  • New language in the regulation shows that Kentucky is waiving national fingerprint-based background checks during the public health emergency per federal guidance (allowing name-based checks to substitute during the emergency and then requiring fingerprint-based checks after they resume).
  • Family child care homes that have not previously been regulated may apply for a $2,500 stipend to cover the start-up costs of beginning the certification process.

The regulation 922 KAR 2:400E has been withdrawn, and a new emergency regulation has been filed, 922 KAR 2:405E.  With a new emergency regulation, open comment period will begin again.  Laura Begin, our regulatory liaison, and I will be collecting those comments leading up to the public hearing if you need to contact us.

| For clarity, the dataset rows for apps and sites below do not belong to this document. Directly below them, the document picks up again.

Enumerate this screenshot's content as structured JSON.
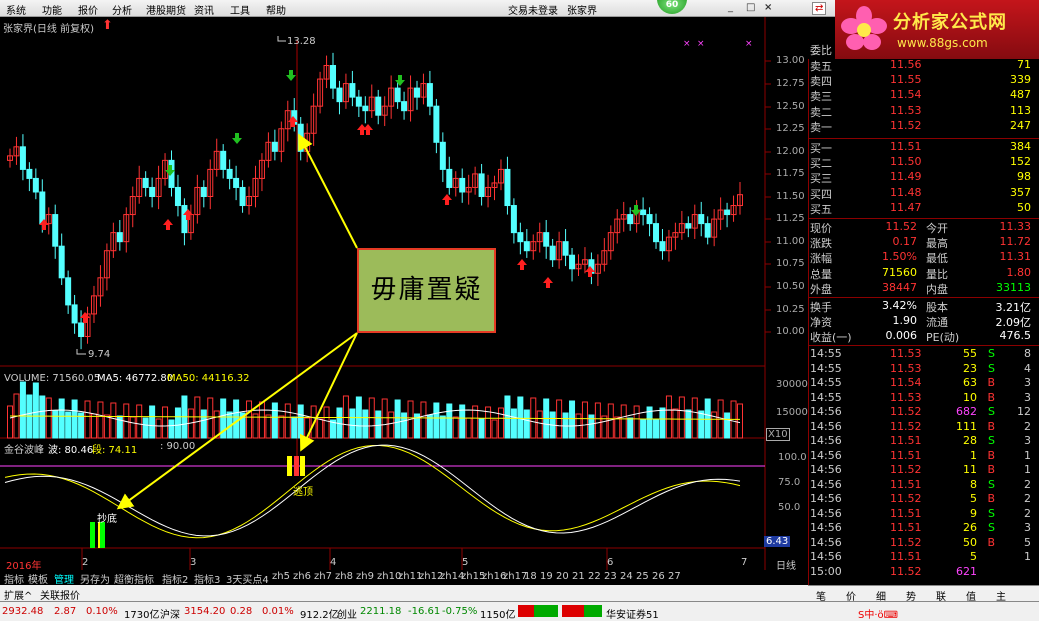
{
  "menu": [
    "系统",
    "功能",
    "报价",
    "分析",
    "港股期货",
    "资讯",
    "工具",
    "帮助"
  ],
  "status": {
    "login": "交易未登录",
    "stock": "张家界",
    "badge": "60"
  },
  "logo": {
    "main": "分析家公式网",
    "sub": "www.88gs.com"
  },
  "chart": {
    "title": "张家界(日线 前复权)",
    "price_ticks": [
      "13.00",
      "12.75",
      "12.50",
      "12.25",
      "12.00",
      "11.75",
      "11.50",
      "11.25",
      "11.00",
      "10.75",
      "10.50",
      "10.25",
      "10.00"
    ],
    "high_label": "13.28",
    "low_label": "9.74",
    "volume_header": {
      "vol": "VOLUME: 71560.05",
      "ma5": "MA5: 46772.80",
      "ma50": "MA50: 44116.32"
    },
    "volume_ticks": [
      "30000",
      "15000"
    ],
    "volume_unit": "X10",
    "osc_header": {
      "name": "金谷波峰",
      "wave": "波: 80.46",
      "seg": "段: 74.11",
      "line": ": 90.00"
    },
    "osc_ticks": [
      "100.0",
      "75.0",
      "50.0"
    ],
    "osc_value": "6.43",
    "buy_label": "抄底",
    "sell_label": "逃顶",
    "callout": "毋庸置疑",
    "date_axis": [
      "2016年",
      "2",
      "3",
      "4",
      "5",
      "6",
      "7"
    ],
    "period": "日线"
  },
  "quote": {
    "header": "委比",
    "asks": [
      {
        "label": "卖五",
        "price": "11.56",
        "vol": "71"
      },
      {
        "label": "卖四",
        "price": "11.55",
        "vol": "339"
      },
      {
        "label": "卖三",
        "price": "11.54",
        "vol": "487"
      },
      {
        "label": "卖二",
        "price": "11.53",
        "vol": "113"
      },
      {
        "label": "卖一",
        "price": "11.52",
        "vol": "247"
      }
    ],
    "bids": [
      {
        "label": "买一",
        "price": "11.51",
        "vol": "384"
      },
      {
        "label": "买二",
        "price": "11.50",
        "vol": "152"
      },
      {
        "label": "买三",
        "price": "11.49",
        "vol": "98"
      },
      {
        "label": "买四",
        "price": "11.48",
        "vol": "357"
      },
      {
        "label": "买五",
        "price": "11.47",
        "vol": "50"
      }
    ],
    "stats": [
      {
        "l1": "现价",
        "v1": "11.52",
        "l2": "今开",
        "v2": "11.33"
      },
      {
        "l1": "涨跌",
        "v1": "0.17",
        "l2": "最高",
        "v2": "11.72"
      },
      {
        "l1": "涨幅",
        "v1": "1.50%",
        "l2": "最低",
        "v2": "11.31"
      },
      {
        "l1": "总量",
        "v1": "71560",
        "l2": "量比",
        "v2": "1.80"
      },
      {
        "l1": "外盘",
        "v1": "38447",
        "l2": "内盘",
        "v2": "33113"
      }
    ],
    "stats2": [
      {
        "l1": "换手",
        "v1": "3.42%",
        "l2": "股本",
        "v2": "3.21亿"
      },
      {
        "l1": "净资",
        "v1": "1.90",
        "l2": "流通",
        "v2": "2.09亿"
      },
      {
        "l1": "收益(一)",
        "v1": "0.006",
        "l2": "PE(动)",
        "v2": "476.5"
      }
    ],
    "ticks": [
      [
        "14:55",
        "11.53",
        "55",
        "S",
        "8"
      ],
      [
        "14:55",
        "11.53",
        "23",
        "S",
        "4"
      ],
      [
        "14:55",
        "11.54",
        "63",
        "B",
        "3"
      ],
      [
        "14:55",
        "11.53",
        "10",
        "B",
        "3"
      ],
      [
        "14:56",
        "11.52",
        "682",
        "S",
        "12"
      ],
      [
        "14:56",
        "11.52",
        "111",
        "B",
        "2"
      ],
      [
        "14:56",
        "11.51",
        "28",
        "S",
        "3"
      ],
      [
        "14:56",
        "11.51",
        "1",
        "B",
        "1"
      ],
      [
        "14:56",
        "11.52",
        "11",
        "B",
        "1"
      ],
      [
        "14:56",
        "11.51",
        "8",
        "S",
        "2"
      ],
      [
        "14:56",
        "11.52",
        "5",
        "B",
        "2"
      ],
      [
        "14:56",
        "11.51",
        "9",
        "S",
        "2"
      ],
      [
        "14:56",
        "11.51",
        "26",
        "S",
        "3"
      ],
      [
        "14:56",
        "11.52",
        "50",
        "B",
        "5"
      ],
      [
        "14:56",
        "11.51",
        "5",
        "",
        "1"
      ],
      [
        "15:00",
        "11.52",
        "621",
        "",
        ""
      ]
    ]
  },
  "tabs": [
    "指标",
    "模板",
    "管理",
    "另存为",
    "超衡指标",
    "指标2",
    "指标3",
    "3天买点4",
    "zh5",
    "zh6",
    "zh7",
    "zh8",
    "zh9",
    "zh10",
    "zh11",
    "zh12",
    "zh14",
    "zh15",
    "zh16",
    "zh17",
    "18",
    "19",
    "20",
    "21",
    "22",
    "23",
    "24",
    "25",
    "26",
    "27"
  ],
  "subbar": [
    "扩展^",
    "关联报价"
  ],
  "side_buttons": [
    "笔",
    "价",
    "细",
    "势",
    "联",
    "值",
    "主"
  ],
  "statusbar": {
    "sh": "2932.48",
    "sh_chg": "2.87",
    "sh_pct": "0.10%",
    "sh_amt": "1730亿",
    "hs_label": "沪深",
    "hs": "3154.20",
    "hs_chg": "0.28",
    "hs_pct": "0.01%",
    "hs_amt": "912.2亿",
    "cy_label": "创业",
    "cy": "2211.18",
    "cy_chg": "-16.61",
    "cy_pct": "-0.75%",
    "cy_amt": "1150亿",
    "broker": "华安证券51"
  },
  "colors": {
    "up": "#ff3333",
    "down": "#54ffff",
    "ma": "#ffff00",
    "grid": "#8b0000"
  }
}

KY All STARS Update

A message from the Division of Child Care sent 8/21/2020

Through the end of the declared state of emergency related to COVID-19, the Kentucky All STARS Program will be making the following changes:

  • All child care centers will remain at their current All STARS Level.
  • All level 2-5 STARS rated centers will have their All STARS Certificate expiration date extended by one year. 
    • The only exception being, child care centers who’s current All STARS certificate has an expiration date that falls in the year of 2019 or between January-March 2020.  These center’s expiration dates will be extended by two years.
    • Child care centers will be able to print their updated certificates via the Provider Portal.

With the extension of the All STARS expiration dates, all renewal processes will be switched to Annual Quality Reviews (AQR).

The All STARS Program will be processing AQRs as follows:

  • AQRs will be automatically approved. No documents are required from the child care centers for their AQRs to be approved. This will include all backdated AQRs never finalized or submitted due to the state of emergency.
  • AQRs will be approved based on your center’s All STARS/Licensure expiration month. If your expiration month has already passed, then these AQRs will be processed in the upcoming weeks.

Upon AQR approval, the Kentucky All STARS Program will begin processing and disbursing All STARS payments.

If you have any questions, please contact

Emergency Regulations

The new emergency child care regulations have been approved by the Governor and are posted on the LRC website:

ECE 020: Requirements for Reopening Child Care in Kentucky

This course will review the requirements for child care to reopen in June 2020, including:

  • the current regulations on healthy and clean environments,
  • the new enhanced regulations for childcare programs open during the COVID19 state of emergency, and
  • a refresher course on mandatory reporting of child abuse.

This course should take 30 minutes to complete. All program staff must complete before the program re-opens.